My husband is not the most social creature on the planet. Oh he’s nice and polite and people love him. But left to his own devices he would watch a lot of baseball, football, basketball (do you see a theme developing here) and see a lot less of people. I am the social butterfly in our relationship. All of our friends were my friends that became his friends. In the 16 years we have been together not one set of our friends has started with him.
Now don’t get me wrong, he has friends, even a few friends that have nothing to do with me. It’s just they all date to kindergarten and often involve stories that start with eating paste. So often he smiles indulgently when I talk about this friend or that friend. He rarely questions how I meet people because I meet so many people for work. But every so often, usually when he hears a name too frequently, he will stop, give me “the look” and ask “How do you know this person?”
For years the answer was generally work or at a conference or through tennis or charities that I work with. Lately, however, the answer has been online. After the third or fourth time this happened he looked at me oddly and asked “So you haven’t actually met this person?” My answer was simple, not in person but I know them. Again, I got the look and a declaration, “Online friendships aren’t real.” He says this with all seriousness as if it is a pronouncement from on high.
At the time, I ignored him and went my merry way. However, as often happens with me, several days later my internal DVR rewound the question and I reflected on it. Are online friends real? Could he be right (perish the thought)? Are these connections I have made online somehow false? I put the thought away, filed in my mind under “conversations with myself for another day.”
For several weeks those questions stayed safely tucked in that internal file cabinet. Then one day while out for my morning run my brain, in it’s infinite wisdom, decided to have a conversation with itself. Today’s topic: are online friends real? This is sort of how it went:
What about all of those people you chat with on twitter? You know the ones you share inappropriate crushes with that your IRL friends wouldn’t quite understand. Are they friends?
Well those are twitter friends, it’s a public forum I don’t really know all that much about them. And I don’t put personal details on twitter. I don’t put the kidlet on there or the current legal spouse’s name. And that says something because CLSs name would go over big on twitter. So I guess they fall under the category acquaintances.
What about the ones you connected with on Facebook?
Well those are ones that are closer to the inner circle. I might like to go to dinner with those people if we lived in the same town, maybe have a drink or two, ok maybe 10.
Really, so what about the one’s you PM with or the ones who have your mobile number and you text with or even chat with?
Well maybe they are friend friends, so I guess they fall under a different category.
And what about those that you chat with everyday, all day?
Hey, whose side are you on anyway?
I’m your brain so I guess I’m on your side.
The conversation continued for a bit longer and here is where my brain and I ended. Online friendships are real. In an ever changing world that gets smaller even as I type this, the way we define friends and friendship is constantly evolving.
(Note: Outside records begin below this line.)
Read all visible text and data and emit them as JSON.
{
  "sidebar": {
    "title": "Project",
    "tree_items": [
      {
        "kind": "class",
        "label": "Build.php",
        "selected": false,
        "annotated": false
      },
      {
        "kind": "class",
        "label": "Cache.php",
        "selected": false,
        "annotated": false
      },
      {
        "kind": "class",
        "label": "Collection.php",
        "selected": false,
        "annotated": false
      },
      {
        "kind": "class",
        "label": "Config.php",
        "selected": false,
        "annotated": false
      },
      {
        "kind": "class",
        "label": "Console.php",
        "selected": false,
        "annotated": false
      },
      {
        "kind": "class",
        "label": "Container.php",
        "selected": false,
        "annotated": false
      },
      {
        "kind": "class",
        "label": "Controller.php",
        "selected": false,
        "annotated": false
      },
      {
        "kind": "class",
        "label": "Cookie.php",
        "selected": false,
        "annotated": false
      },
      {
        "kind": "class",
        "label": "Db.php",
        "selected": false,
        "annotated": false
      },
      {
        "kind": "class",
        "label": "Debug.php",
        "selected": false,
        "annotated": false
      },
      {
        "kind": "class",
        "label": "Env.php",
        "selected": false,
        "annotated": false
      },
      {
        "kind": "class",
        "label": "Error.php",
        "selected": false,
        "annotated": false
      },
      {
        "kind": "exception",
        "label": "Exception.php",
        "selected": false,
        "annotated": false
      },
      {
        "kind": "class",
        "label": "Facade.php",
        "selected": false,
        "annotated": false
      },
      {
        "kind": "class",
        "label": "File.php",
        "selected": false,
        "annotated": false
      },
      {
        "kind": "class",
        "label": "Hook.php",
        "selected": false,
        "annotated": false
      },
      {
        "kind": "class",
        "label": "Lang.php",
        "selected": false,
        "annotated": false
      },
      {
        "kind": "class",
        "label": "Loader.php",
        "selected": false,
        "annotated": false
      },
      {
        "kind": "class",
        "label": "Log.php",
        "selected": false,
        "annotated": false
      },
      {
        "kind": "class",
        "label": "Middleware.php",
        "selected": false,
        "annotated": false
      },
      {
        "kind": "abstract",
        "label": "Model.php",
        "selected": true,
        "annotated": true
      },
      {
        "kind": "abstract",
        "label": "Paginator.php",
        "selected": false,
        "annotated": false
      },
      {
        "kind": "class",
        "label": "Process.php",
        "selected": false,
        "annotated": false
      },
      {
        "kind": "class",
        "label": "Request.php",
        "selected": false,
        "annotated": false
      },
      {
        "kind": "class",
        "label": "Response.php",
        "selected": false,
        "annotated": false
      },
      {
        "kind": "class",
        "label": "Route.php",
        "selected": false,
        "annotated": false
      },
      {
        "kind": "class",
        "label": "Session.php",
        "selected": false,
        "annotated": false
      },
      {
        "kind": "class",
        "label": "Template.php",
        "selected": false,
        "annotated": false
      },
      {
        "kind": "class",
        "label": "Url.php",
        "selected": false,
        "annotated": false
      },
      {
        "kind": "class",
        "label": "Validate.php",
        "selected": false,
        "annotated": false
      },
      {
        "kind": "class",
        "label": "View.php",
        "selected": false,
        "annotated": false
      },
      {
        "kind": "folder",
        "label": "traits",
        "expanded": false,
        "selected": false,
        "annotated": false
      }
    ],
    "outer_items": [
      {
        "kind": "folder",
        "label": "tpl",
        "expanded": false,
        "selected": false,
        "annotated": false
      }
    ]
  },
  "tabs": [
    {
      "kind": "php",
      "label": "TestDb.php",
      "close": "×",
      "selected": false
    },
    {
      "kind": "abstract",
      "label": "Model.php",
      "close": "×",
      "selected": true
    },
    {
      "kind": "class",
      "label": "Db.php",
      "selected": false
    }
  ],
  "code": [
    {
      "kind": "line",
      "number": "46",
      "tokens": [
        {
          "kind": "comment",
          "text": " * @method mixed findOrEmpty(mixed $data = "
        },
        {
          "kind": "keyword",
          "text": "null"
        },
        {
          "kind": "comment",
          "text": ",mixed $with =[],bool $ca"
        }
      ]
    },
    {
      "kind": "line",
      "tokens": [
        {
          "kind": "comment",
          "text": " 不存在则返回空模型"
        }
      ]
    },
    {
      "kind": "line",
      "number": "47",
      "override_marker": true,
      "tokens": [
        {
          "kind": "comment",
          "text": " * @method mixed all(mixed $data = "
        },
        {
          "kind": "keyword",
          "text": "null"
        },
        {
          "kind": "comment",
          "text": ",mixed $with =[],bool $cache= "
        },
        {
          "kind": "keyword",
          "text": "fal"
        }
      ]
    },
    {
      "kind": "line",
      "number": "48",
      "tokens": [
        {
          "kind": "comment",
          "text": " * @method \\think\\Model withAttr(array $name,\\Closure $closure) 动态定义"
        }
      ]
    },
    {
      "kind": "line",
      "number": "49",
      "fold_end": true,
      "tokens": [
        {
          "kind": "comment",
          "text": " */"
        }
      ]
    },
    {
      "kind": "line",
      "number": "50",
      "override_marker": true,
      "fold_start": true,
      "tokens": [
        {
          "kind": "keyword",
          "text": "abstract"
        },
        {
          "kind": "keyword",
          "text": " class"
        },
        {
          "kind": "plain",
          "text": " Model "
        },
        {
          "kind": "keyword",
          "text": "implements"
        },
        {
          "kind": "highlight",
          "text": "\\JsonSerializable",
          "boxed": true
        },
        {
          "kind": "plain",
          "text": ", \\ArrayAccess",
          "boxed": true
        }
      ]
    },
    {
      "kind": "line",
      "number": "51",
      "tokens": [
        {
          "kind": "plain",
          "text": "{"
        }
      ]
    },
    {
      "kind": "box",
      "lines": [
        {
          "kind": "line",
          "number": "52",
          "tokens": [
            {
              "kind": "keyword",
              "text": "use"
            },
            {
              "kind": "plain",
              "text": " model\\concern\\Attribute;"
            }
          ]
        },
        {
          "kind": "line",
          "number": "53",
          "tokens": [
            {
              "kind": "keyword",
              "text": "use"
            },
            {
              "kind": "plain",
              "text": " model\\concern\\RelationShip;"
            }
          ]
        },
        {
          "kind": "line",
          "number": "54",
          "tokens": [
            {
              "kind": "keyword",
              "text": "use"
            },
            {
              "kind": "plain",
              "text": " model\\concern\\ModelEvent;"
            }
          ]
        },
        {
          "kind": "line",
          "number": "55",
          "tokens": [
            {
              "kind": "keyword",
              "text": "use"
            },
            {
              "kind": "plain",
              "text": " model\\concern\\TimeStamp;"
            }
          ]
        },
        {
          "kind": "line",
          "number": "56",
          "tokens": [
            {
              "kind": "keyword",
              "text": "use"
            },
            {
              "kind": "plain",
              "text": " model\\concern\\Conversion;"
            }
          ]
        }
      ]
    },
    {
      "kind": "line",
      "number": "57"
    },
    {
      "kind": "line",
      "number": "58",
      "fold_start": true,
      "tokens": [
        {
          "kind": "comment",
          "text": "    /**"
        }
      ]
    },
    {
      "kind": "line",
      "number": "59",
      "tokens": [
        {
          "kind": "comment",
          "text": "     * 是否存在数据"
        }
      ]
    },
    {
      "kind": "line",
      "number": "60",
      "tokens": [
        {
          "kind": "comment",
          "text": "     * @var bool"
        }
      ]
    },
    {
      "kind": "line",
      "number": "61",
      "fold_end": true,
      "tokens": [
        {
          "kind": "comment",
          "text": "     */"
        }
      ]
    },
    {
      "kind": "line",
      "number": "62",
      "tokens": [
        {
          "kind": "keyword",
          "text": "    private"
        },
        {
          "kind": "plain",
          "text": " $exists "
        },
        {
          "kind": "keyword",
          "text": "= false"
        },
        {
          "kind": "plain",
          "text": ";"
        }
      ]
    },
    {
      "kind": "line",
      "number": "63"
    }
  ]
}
I am blessed to have people in my life that I have known since birth. Friends that I have made at every stage of my life. But lately, I am even more blessed to have made rewarding and enriching connections with people online. Those friendships started from a random tweet while at a play in London, from a mutual love of a certain dark haired actor (who shall remain nameless) to a love of running (OK not so much love for me but a necessity). But regardless of how they started, these friendships make me laugh out loud (daily most times), make me cry, make me think, make me feel every range of emotion known to man. We celebrate each other’s small victories, bust our metaphorical balls when we do something truly stupid, share our stories, encourage and lift each other up. How is that not friendship?
While I acknowledge the whimsical nature of online friendships, I am equally certain that one or two (maybe even three or four) of these ladies will be a part of my life for the rest of my life. I won’t call them out because they know who they are. Eventually I will meet them IRL. If I’m lucky they won’t be serial killers. If I’m really lucky they will be even more spectacular in person. Fingers crossed!